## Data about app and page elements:
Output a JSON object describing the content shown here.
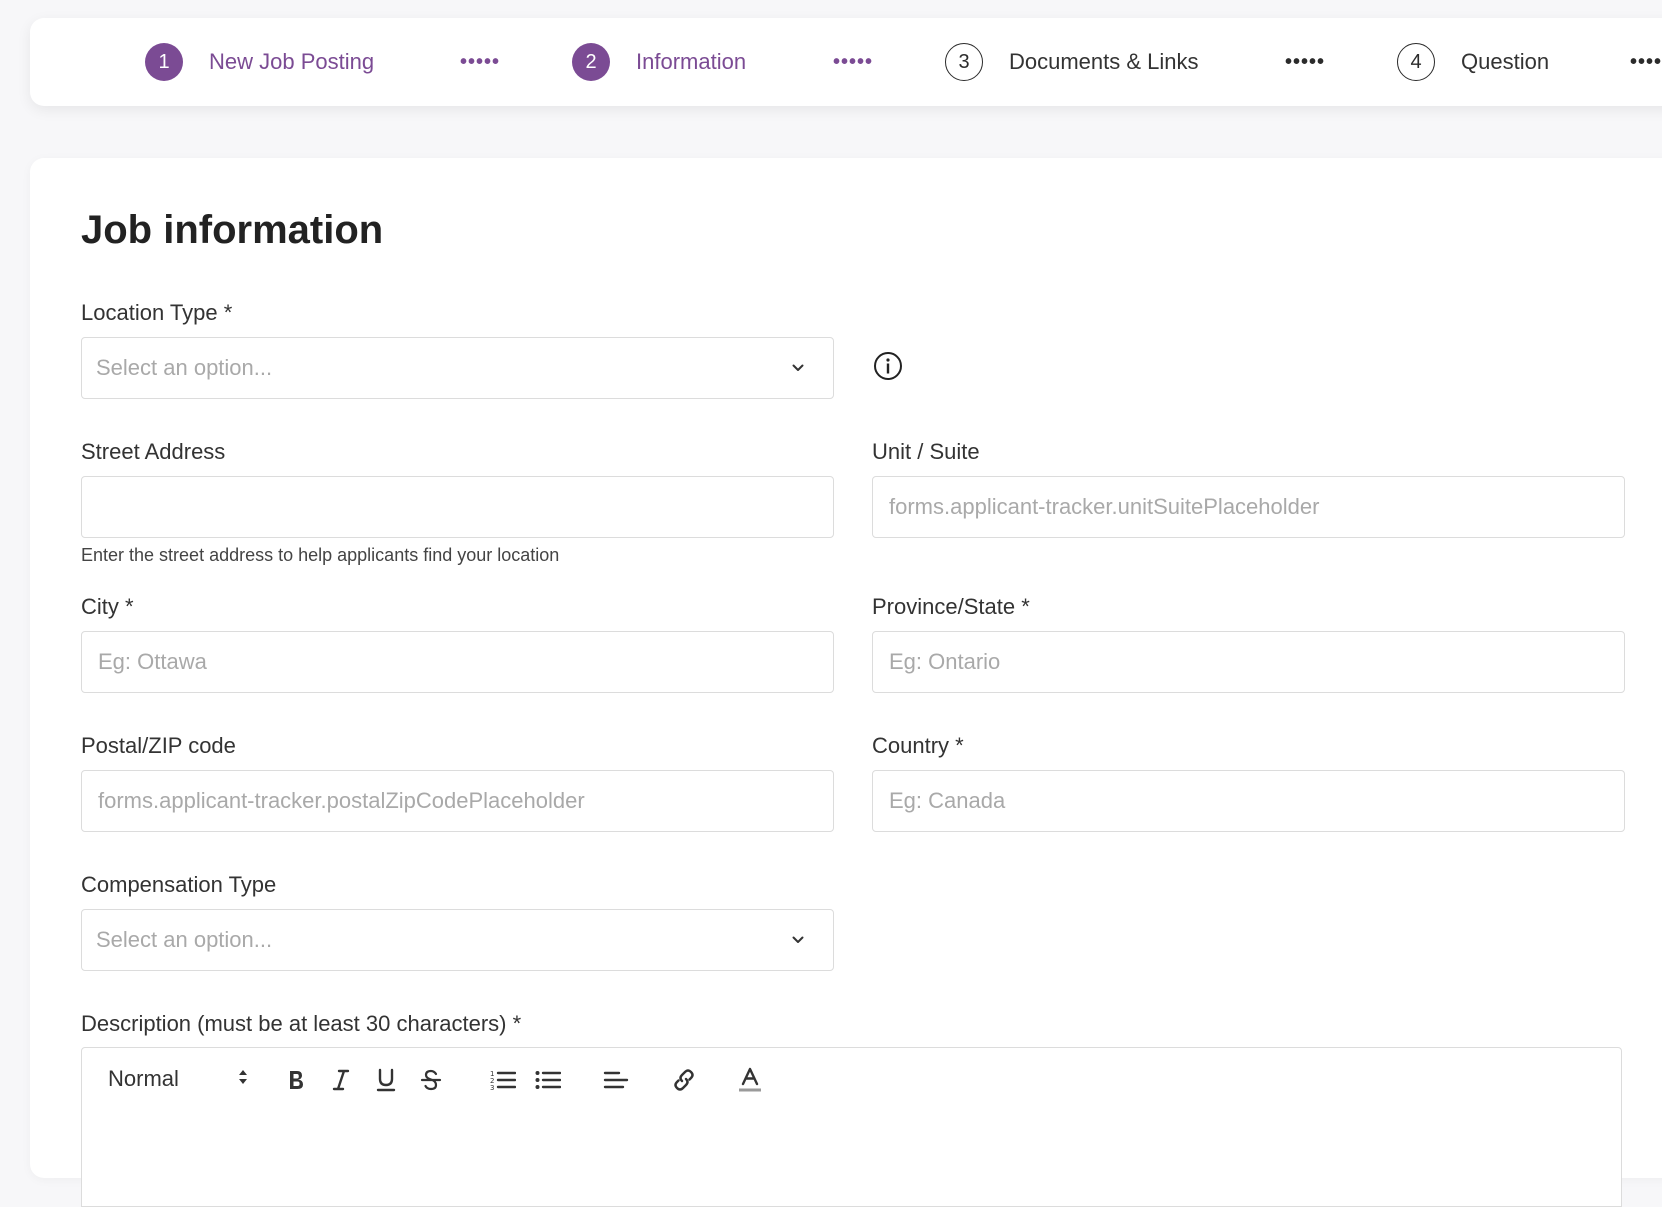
{
  "stepper": {
    "steps": [
      {
        "number": "1",
        "label": "New Job Posting",
        "state": "done"
      },
      {
        "number": "2",
        "label": "Information",
        "state": "active"
      },
      {
        "number": "3",
        "label": "Documents & Links",
        "state": "pending"
      },
      {
        "number": "4",
        "label": "Question",
        "state": "pending"
      }
    ],
    "separator": "•••••"
  },
  "form": {
    "title": "Job information",
    "location_type": {
      "label": "Location Type *",
      "value": "Select an option..."
    },
    "street_address": {
      "label": "Street Address",
      "value": "",
      "help": "Enter the street address to help applicants find your location"
    },
    "unit_suite": {
      "label": "Unit / Suite",
      "placeholder": "forms.applicant-tracker.unitSuitePlaceholder"
    },
    "city": {
      "label": "City *",
      "placeholder": "Eg: Ottawa"
    },
    "province_state": {
      "label": "Province/State *",
      "placeholder": "Eg: Ontario"
    },
    "postal_zip": {
      "label": "Postal/ZIP code",
      "placeholder": "forms.applicant-tracker.postalZipCodePlaceholder"
    },
    "country": {
      "label": "Country *",
      "placeholder": "Eg: Canada"
    },
    "compensation_type": {
      "label": "Compensation Type",
      "value": "Select an option..."
    },
    "description": {
      "label": "Description (must be at least 30 characters) *",
      "format": "Normal"
    }
  },
  "theme": {
    "accent": "#7b4b94",
    "border": "#dcdcdc",
    "placeholder": "#a9a9a9"
  },
  "icons": {
    "info": "info-circle-icon",
    "dropdown": "chevron-down-icon",
    "toolbar": [
      "bold-icon",
      "italic-icon",
      "underline-icon",
      "strikethrough-icon",
      "ordered-list-icon",
      "bullet-list-icon",
      "align-left-icon",
      "link-icon",
      "text-color-icon"
    ]
  }
}
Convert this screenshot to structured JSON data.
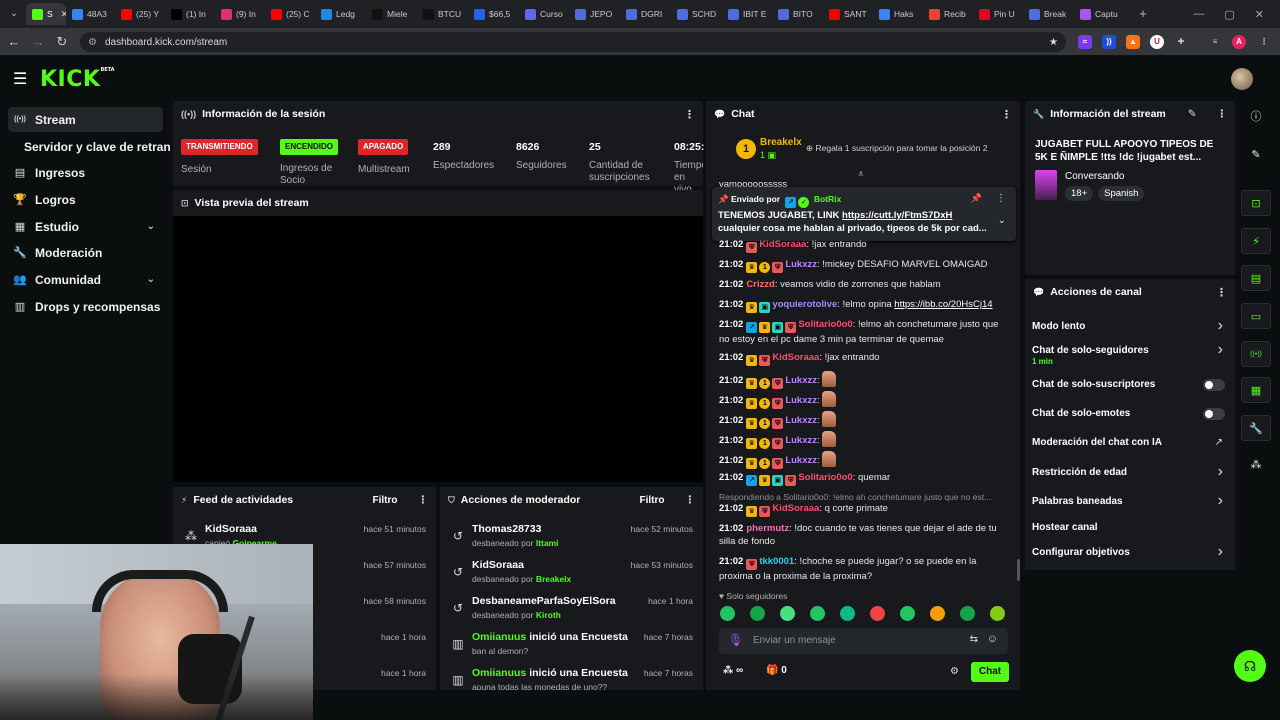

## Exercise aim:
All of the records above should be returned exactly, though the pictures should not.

## Answer box:
Output a JSON object describing the content shown here.
{
  "stepper": {
    "steps": [
      {
        "number": "1",
        "label": "New Job Posting",
        "state": "done"
      },
      {
        "number": "2",
        "label": "Information",
        "state": "active"
      },
      {
        "number": "3",
        "label": "Documents & Links",
        "state": "pending"
      },
      {
        "number": "4",
        "label": "Question",
        "state": "pending"
      }
    ],
    "separator": "•••••"
  },
  "form": {
    "title": "Job information",
    "location_type": {
      "label": "Location Type *",
      "value": "Select an option..."
    },
    "street_address": {
      "label": "Street Address",
      "value": "",
      "help": "Enter the street address to help applicants find your location"
    },
    "unit_suite": {
      "label": "Unit / Suite",
      "placeholder": "forms.applicant-tracker.unitSuitePlaceholder"
    },
    "city": {
      "label": "City *",
      "placeholder": "Eg: Ottawa"
    },
    "province_state": {
      "label": "Province/State *",
      "placeholder": "Eg: Ontario"
    },
    "postal_zip": {
      "label": "Postal/ZIP code",
      "placeholder": "forms.applicant-tracker.postalZipCodePlaceholder"
    },
    "country": {
      "label": "Country *",
      "placeholder": "Eg: Canada"
    },
    "compensation_type": {
      "label": "Compensation Type",
      "value": "Select an option..."
    },
    "description": {
      "label": "Description (must be at least 30 characters) *",
      "format": "Normal"
    }
  },
  "theme": {
    "accent": "#7b4b94",
    "border": "#dcdcdc",
    "placeholder": "#a9a9a9"
  },
  "icons": {
    "info": "info-circle-icon",
    "dropdown": "chevron-down-icon",
    "toolbar": [
      "bold-icon",
      "italic-icon",
      "underline-icon",
      "strikethrough-icon",
      "ordered-list-icon",
      "bullet-list-icon",
      "align-left-icon",
      "link-icon",
      "text-color-icon"
    ]
  }
}
Convert this screenshot to structured JSON data.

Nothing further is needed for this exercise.